amplifier design and narrow line-width amplification. PM-based components performed very well, the
pump/signal combiner in particular handling > 300W pump power and still maintaining the PER of the
input signal. A co-pumped amplifier configuration was chosen based on reliability and potential SBS
mitigation (i.e. fiber length after the active fiber output). This system based on PLMA-YDF - 25/400 fiber
appeared to give the best output power (155W-177W, depending on the length of passive delivery fiber),
PER (~ 17 dB) and excellent beam quality (M2= 1.1). Altering the fiber temperature and length were
necessary to provide the best results.
Being the new frontier of science and technology, as the near earth space begins to attract attention, low cost and rapidly
deployable earth observation satellites are becoming more important. Among other things these satellites are expected
to carry out missions in the general areas of science and technology, remote sensing, national defense and
telecommunications. Except for critical missions, constraints of time and money practically mandate the use of
commercial-off-the-shelf (COTS) components as the only viable option. The near earth space environment (~50-50000
miles) is relatively hostile and among other things components/devices/systems are exposed to ionizing radiation.
Photonic devices/systems are and will continue to be an integral part of satellites and their payloads. The ability of such
devices/systems to withstand ionizing radiation is of extreme importance. Qualification of such devices/systems is time

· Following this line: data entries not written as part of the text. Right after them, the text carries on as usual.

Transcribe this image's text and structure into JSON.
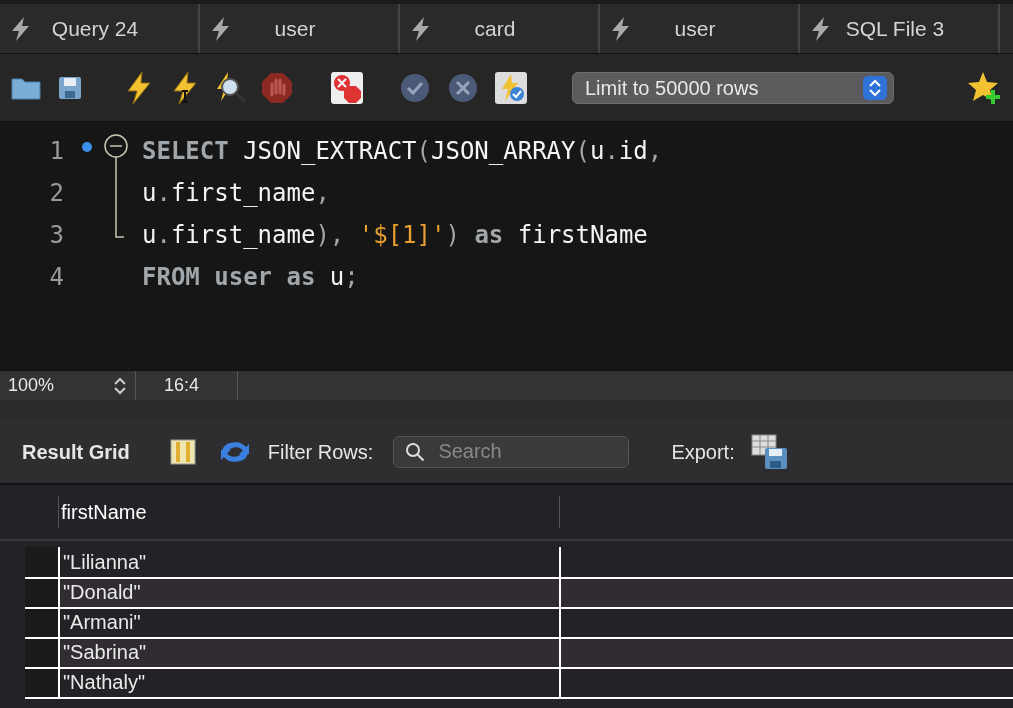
{
  "tabs": [
    {
      "label": "Query 24"
    },
    {
      "label": "user"
    },
    {
      "label": "card"
    },
    {
      "label": "user"
    },
    {
      "label": "SQL File 3"
    }
  ],
  "toolbar": {
    "limit_select": "Limit to 50000 rows"
  },
  "editor": {
    "lines": [
      {
        "number": "1",
        "tokens": [
          {
            "text": "SELECT ",
            "kind": "keyword"
          },
          {
            "text": "JSON_EXTRACT",
            "kind": "ident"
          },
          {
            "text": "(",
            "kind": "punct"
          },
          {
            "text": "JSON_ARRAY",
            "kind": "ident"
          },
          {
            "text": "(",
            "kind": "punct"
          },
          {
            "text": "u",
            "kind": "ident"
          },
          {
            "text": ".",
            "kind": "punct"
          },
          {
            "text": "id",
            "kind": "ident"
          },
          {
            "text": ",",
            "kind": "punct"
          }
        ]
      },
      {
        "number": "2",
        "tokens": [
          {
            "text": "u",
            "kind": "ident"
          },
          {
            "text": ".",
            "kind": "punct"
          },
          {
            "text": "first_name",
            "kind": "ident"
          },
          {
            "text": ",",
            "kind": "punct"
          }
        ]
      },
      {
        "number": "3",
        "tokens": [
          {
            "text": "u",
            "kind": "ident"
          },
          {
            "text": ".",
            "kind": "punct"
          },
          {
            "text": "first_name",
            "kind": "ident"
          },
          {
            "text": "), ",
            "kind": "punct"
          },
          {
            "text": "'$[1]'",
            "kind": "string"
          },
          {
            "text": ") ",
            "kind": "punct"
          },
          {
            "text": "as ",
            "kind": "keyword"
          },
          {
            "text": "firstName",
            "kind": "ident"
          }
        ]
      },
      {
        "number": "4",
        "tokens": [
          {
            "text": "FROM user as ",
            "kind": "keyword"
          },
          {
            "text": "u",
            "kind": "ident"
          },
          {
            "text": ";",
            "kind": "punct"
          }
        ]
      }
    ]
  },
  "status_bar": {
    "zoom": "100%",
    "cursor": "16:4"
  },
  "result_toolbar": {
    "title": "Result Grid",
    "filter_label": "Filter Rows:",
    "search_placeholder": "Search",
    "export_label": "Export:"
  },
  "table": {
    "columns": [
      "firstName"
    ],
    "rows": [
      "\"Lilianna\"",
      "\"Donald\"",
      "\"Armani\"",
      "\"Sabrina\"",
      "\"Nathaly\""
    ]
  }
}
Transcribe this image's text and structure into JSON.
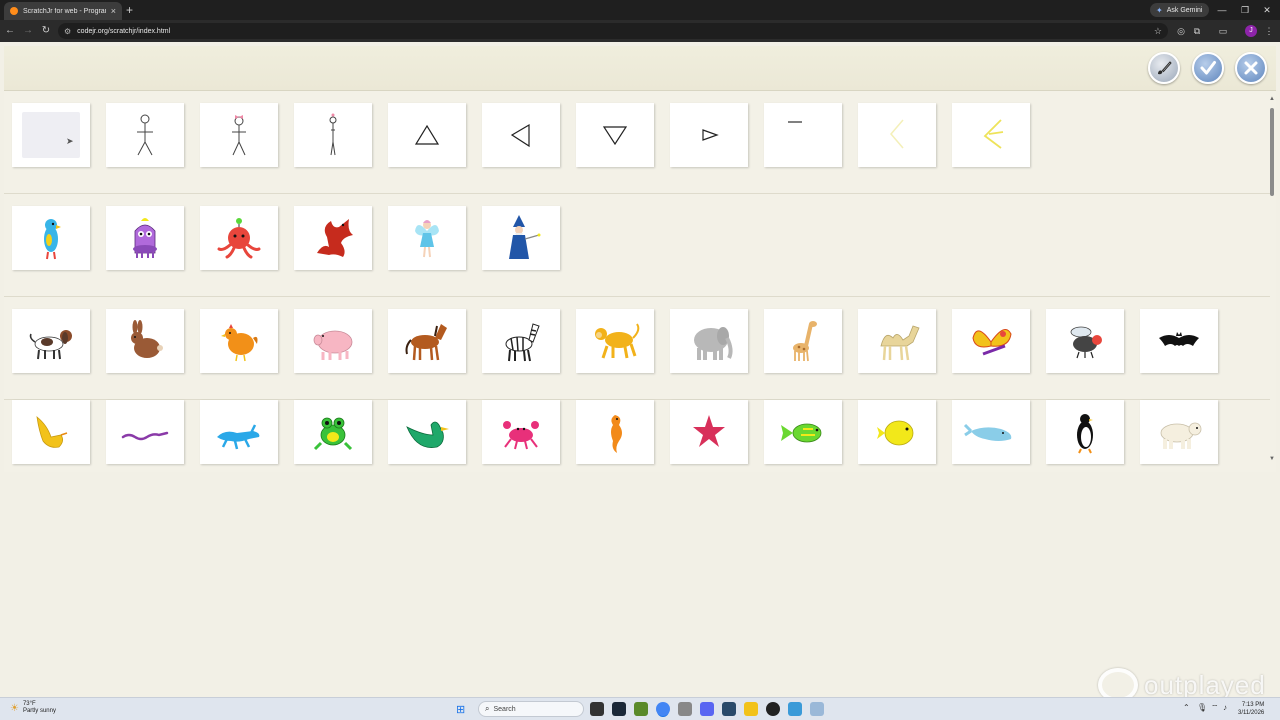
{
  "browser": {
    "tab_title": "ScratchJr for web - Program",
    "new_tab": "+",
    "ask_gemini": "Ask Gemini",
    "url": "codejr.org/scratchjr/index.html"
  },
  "library": {
    "rows": [
      {
        "items": [
          {
            "type": "blank"
          },
          {
            "type": "stick-figure"
          },
          {
            "type": "stick-figure-bow"
          },
          {
            "type": "stick-figure-side"
          },
          {
            "type": "triangle-up"
          },
          {
            "type": "triangle-left"
          },
          {
            "type": "triangle-down"
          },
          {
            "type": "triangle-right"
          },
          {
            "type": "line"
          },
          {
            "type": "yellow-chevron-faint"
          },
          {
            "type": "yellow-chevron"
          }
        ]
      },
      {
        "items": [
          {
            "type": "blue-bird",
            "color": "#38b5e8"
          },
          {
            "type": "purple-monster",
            "color": "#b06adb"
          },
          {
            "type": "red-octopus",
            "color": "#e8463c"
          },
          {
            "type": "red-dragon",
            "color": "#c62b1d"
          },
          {
            "type": "fairy",
            "color": "#5fc4e8"
          },
          {
            "type": "wizard",
            "color": "#2256a8"
          }
        ]
      },
      {
        "items": [
          {
            "type": "dog",
            "color": "#8a4b2a"
          },
          {
            "type": "rabbit",
            "color": "#9a5a36"
          },
          {
            "type": "chicken",
            "color": "#f29018"
          },
          {
            "type": "pig",
            "color": "#f7b6c3"
          },
          {
            "type": "horse",
            "color": "#b35a1f"
          },
          {
            "type": "zebra",
            "color": "#222222"
          },
          {
            "type": "monkey",
            "color": "#f2b21a"
          },
          {
            "type": "elephant",
            "color": "#b8b8b8"
          },
          {
            "type": "giraffe",
            "color": "#e8b36a"
          },
          {
            "type": "camel",
            "color": "#e8d59a"
          },
          {
            "type": "butterfly",
            "color": "#f2c21a"
          },
          {
            "type": "fly",
            "color": "#555555"
          },
          {
            "type": "bat",
            "color": "#111111"
          }
        ]
      },
      {
        "items": [
          {
            "type": "yellow-bird",
            "color": "#f2c21a"
          },
          {
            "type": "snake",
            "color": "#8a3aa8"
          },
          {
            "type": "lizard",
            "color": "#2aa8e8"
          },
          {
            "type": "frog",
            "color": "#3ac23a"
          },
          {
            "type": "duck",
            "color": "#1fa86a"
          },
          {
            "type": "crab",
            "color": "#e8307a"
          },
          {
            "type": "seahorse",
            "color": "#f28a1a"
          },
          {
            "type": "starfish",
            "color": "#d8305a"
          },
          {
            "type": "green-fish",
            "color": "#6ad830"
          },
          {
            "type": "yellow-fish",
            "color": "#f2e81a"
          },
          {
            "type": "whale",
            "color": "#8acde8"
          },
          {
            "type": "penguin",
            "color": "#111111"
          },
          {
            "type": "polar-bear",
            "color": "#f5efdf"
          }
        ]
      }
    ]
  },
  "watermark": "outplayed",
  "taskbar": {
    "temp": "73°F",
    "weather": "Partly sunny",
    "search_placeholder": "Search",
    "time": "7:13 PM",
    "date": "3/11/2026"
  }
}
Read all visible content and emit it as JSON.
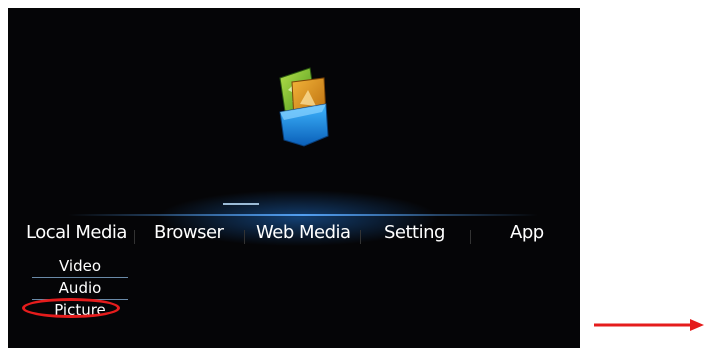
{
  "nav": {
    "items": [
      {
        "label": "Local Media"
      },
      {
        "label": "Browser"
      },
      {
        "label": "Web Media"
      },
      {
        "label": "Setting"
      },
      {
        "label": "App"
      }
    ]
  },
  "submenu": {
    "items": [
      {
        "label": "Video"
      },
      {
        "label": "Audio"
      },
      {
        "label": "Picture"
      }
    ]
  },
  "icon": {
    "name": "picture-folder-icon"
  },
  "colors": {
    "screen_background": "#050507",
    "accent_blue": "#1f8fe0",
    "annotation_red": "#e51c1c",
    "text": "#ffffff"
  }
}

consuming and very expensive. As a result, manufacturers of satellites and their payloads have started to ask for
radiation performance data on components from the individual vendors. As an independent manufacturer of both
passive and active specialty silica optical fibers, Nufern is beginning to address this issue. Over the years, Nufern has
developed fiber designs, compositions and processes to make radiation hard fibers. Radiation performance data (both
gamma and proton) of a variety of singlemode (SM), multimode (MM), polarization maintaining (PM) and rare-earth
doped (RED) fibers that find applications in space environment are presented.
For intrinsic fiber optic sensors such as interferometric fiber optic gyroscopes that use polarization maintaining fibers, performance of the fibers that constitute the sensing coils is a key issue. In general, requirements include small form-factor, good bend performance, tight tolerances on fiber geometry and ability to maintain a single polarization state. Currently, bow-tie or elliptical clad type high birefringence fibers are used in such sensors. This paper deals with the development and characterization of small form-factor (80 μm) PANDA style high birefringence fibers for sensing applications at different wavelengths of interest. The rationale and advantages of the new design are discussed along with geometrical and optical characteristics of one new fiber. Performance data of the fiber in terms of cross-talk variation in the -55 to + 85°C temperature range are presented.